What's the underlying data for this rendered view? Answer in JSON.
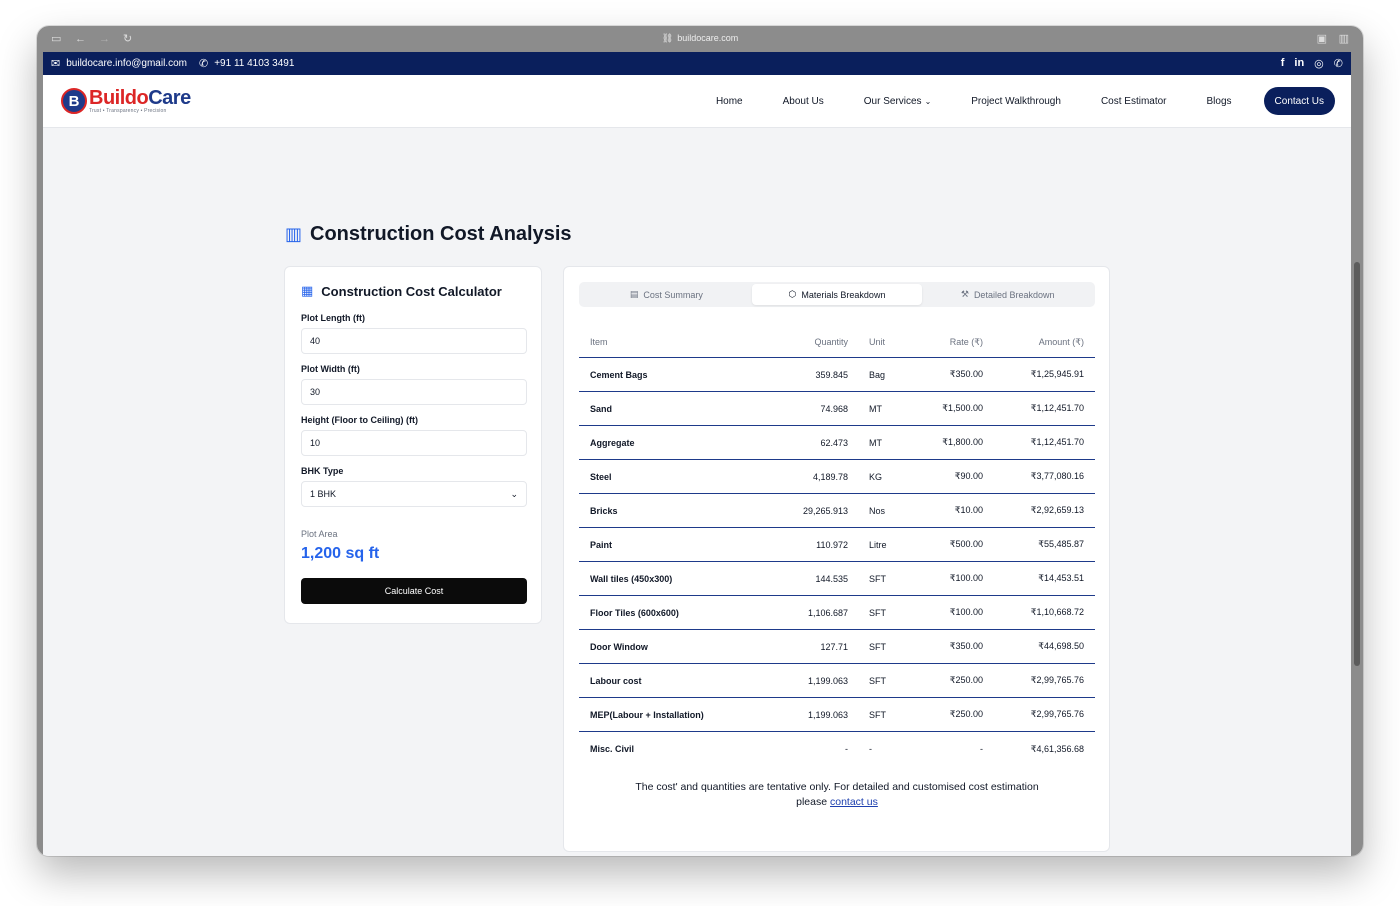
{
  "browser": {
    "url": "buildocare.com"
  },
  "topbar": {
    "email": "buildocare.info@gmail.com",
    "phone": "+91 11 4103 3491",
    "social": [
      "f",
      "in",
      "◎",
      "✆"
    ]
  },
  "nav": {
    "brand_part1": "Buildo",
    "brand_part2": "Care",
    "tagline": "Trust • Transparency • Precision",
    "items": [
      "Home",
      "About Us",
      "Our Services",
      "Project Walkthrough",
      "Cost Estimator",
      "Blogs"
    ],
    "contact_label": "Contact Us"
  },
  "page": {
    "title": "Construction Cost Analysis"
  },
  "calculator": {
    "title": "Construction Cost Calculator",
    "plot_length_label": "Plot Length (ft)",
    "plot_length_value": "40",
    "plot_width_label": "Plot Width (ft)",
    "plot_width_value": "30",
    "height_label": "Height (Floor to Ceiling) (ft)",
    "height_value": "10",
    "bhk_label": "BHK Type",
    "bhk_value": "1 BHK",
    "area_label": "Plot Area",
    "area_value": "1,200 sq ft",
    "button_label": "Calculate Cost"
  },
  "tabs": [
    {
      "label": "Cost Summary",
      "active": false
    },
    {
      "label": "Materials Breakdown",
      "active": true
    },
    {
      "label": "Detailed Breakdown",
      "active": false
    }
  ],
  "table": {
    "headers": [
      "Item",
      "Quantity",
      "Unit",
      "Rate (₹)",
      "Amount (₹)"
    ],
    "rows": [
      [
        "Cement Bags",
        "359.845",
        "Bag",
        "₹350.00",
        "₹1,25,945.91"
      ],
      [
        "Sand",
        "74.968",
        "MT",
        "₹1,500.00",
        "₹1,12,451.70"
      ],
      [
        "Aggregate",
        "62.473",
        "MT",
        "₹1,800.00",
        "₹1,12,451.70"
      ],
      [
        "Steel",
        "4,189.78",
        "KG",
        "₹90.00",
        "₹3,77,080.16"
      ],
      [
        "Bricks",
        "29,265.913",
        "Nos",
        "₹10.00",
        "₹2,92,659.13"
      ],
      [
        "Paint",
        "110.972",
        "Litre",
        "₹500.00",
        "₹55,485.87"
      ],
      [
        "Wall tiles (450x300)",
        "144.535",
        "SFT",
        "₹100.00",
        "₹14,453.51"
      ],
      [
        "Floor Tiles (600x600)",
        "1,106.687",
        "SFT",
        "₹100.00",
        "₹1,10,668.72"
      ],
      [
        "Door Window",
        "127.71",
        "SFT",
        "₹350.00",
        "₹44,698.50"
      ],
      [
        "Labour cost",
        "1,199.063",
        "SFT",
        "₹250.00",
        "₹2,99,765.76"
      ],
      [
        "MEP(Labour + Installation)",
        "1,199.063",
        "SFT",
        "₹250.00",
        "₹2,99,765.76"
      ],
      [
        "Misc. Civil",
        "-",
        "-",
        "-",
        "₹4,61,356.68"
      ]
    ]
  },
  "note": {
    "text_line1": "The cost' and quantities are tentative only. For detailed and customised cost estimation",
    "text_line2": "please",
    "link": "contact us"
  }
}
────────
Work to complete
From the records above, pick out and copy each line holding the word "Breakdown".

Expected answer
      "label": "Materials Breakdown",
      "label": "Detailed Breakdown",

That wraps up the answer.